DATA FOR PROCESSING section start

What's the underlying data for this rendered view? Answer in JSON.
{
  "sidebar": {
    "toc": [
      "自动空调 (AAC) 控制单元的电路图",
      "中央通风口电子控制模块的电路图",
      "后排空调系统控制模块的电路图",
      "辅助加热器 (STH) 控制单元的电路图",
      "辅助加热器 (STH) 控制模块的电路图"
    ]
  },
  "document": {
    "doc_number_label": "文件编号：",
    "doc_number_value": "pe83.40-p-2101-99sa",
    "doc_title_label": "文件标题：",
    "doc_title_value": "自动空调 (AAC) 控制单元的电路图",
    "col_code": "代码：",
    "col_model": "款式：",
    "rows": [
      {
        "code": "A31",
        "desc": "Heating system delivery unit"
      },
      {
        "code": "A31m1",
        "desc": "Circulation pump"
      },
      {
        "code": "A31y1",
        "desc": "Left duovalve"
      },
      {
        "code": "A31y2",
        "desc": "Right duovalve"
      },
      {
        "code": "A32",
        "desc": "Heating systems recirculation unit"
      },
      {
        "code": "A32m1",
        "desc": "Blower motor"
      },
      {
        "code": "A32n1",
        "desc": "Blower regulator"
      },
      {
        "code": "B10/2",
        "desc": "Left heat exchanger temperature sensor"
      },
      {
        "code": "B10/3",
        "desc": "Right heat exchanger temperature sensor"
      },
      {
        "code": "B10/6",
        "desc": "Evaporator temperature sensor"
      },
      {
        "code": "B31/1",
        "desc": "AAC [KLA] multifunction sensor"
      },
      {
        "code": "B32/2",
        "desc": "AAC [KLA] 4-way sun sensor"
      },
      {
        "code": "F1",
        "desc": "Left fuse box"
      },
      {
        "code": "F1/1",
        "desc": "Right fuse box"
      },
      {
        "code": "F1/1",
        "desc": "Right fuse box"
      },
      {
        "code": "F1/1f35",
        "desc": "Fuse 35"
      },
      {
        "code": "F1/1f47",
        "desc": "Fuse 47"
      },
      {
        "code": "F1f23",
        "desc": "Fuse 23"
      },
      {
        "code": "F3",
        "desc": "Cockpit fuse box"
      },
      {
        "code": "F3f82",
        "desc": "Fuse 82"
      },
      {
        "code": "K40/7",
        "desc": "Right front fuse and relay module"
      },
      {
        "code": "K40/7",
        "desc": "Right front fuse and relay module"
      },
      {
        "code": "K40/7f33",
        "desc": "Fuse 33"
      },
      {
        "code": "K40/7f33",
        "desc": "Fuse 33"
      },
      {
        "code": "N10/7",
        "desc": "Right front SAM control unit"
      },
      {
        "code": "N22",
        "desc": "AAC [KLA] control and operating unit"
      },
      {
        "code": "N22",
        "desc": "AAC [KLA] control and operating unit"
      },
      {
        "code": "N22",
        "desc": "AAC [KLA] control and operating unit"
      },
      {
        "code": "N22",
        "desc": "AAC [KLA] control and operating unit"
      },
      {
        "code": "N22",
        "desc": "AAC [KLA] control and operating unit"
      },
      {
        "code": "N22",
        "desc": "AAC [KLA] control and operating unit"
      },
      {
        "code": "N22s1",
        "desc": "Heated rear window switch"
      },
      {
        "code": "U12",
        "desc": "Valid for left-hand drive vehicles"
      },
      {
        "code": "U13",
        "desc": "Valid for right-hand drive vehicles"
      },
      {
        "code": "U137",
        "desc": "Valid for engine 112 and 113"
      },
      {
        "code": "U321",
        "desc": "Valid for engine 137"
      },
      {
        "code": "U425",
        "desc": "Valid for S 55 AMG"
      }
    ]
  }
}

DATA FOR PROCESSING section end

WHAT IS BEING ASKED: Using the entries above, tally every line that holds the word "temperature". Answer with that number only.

EXERCISE ANSWER: 3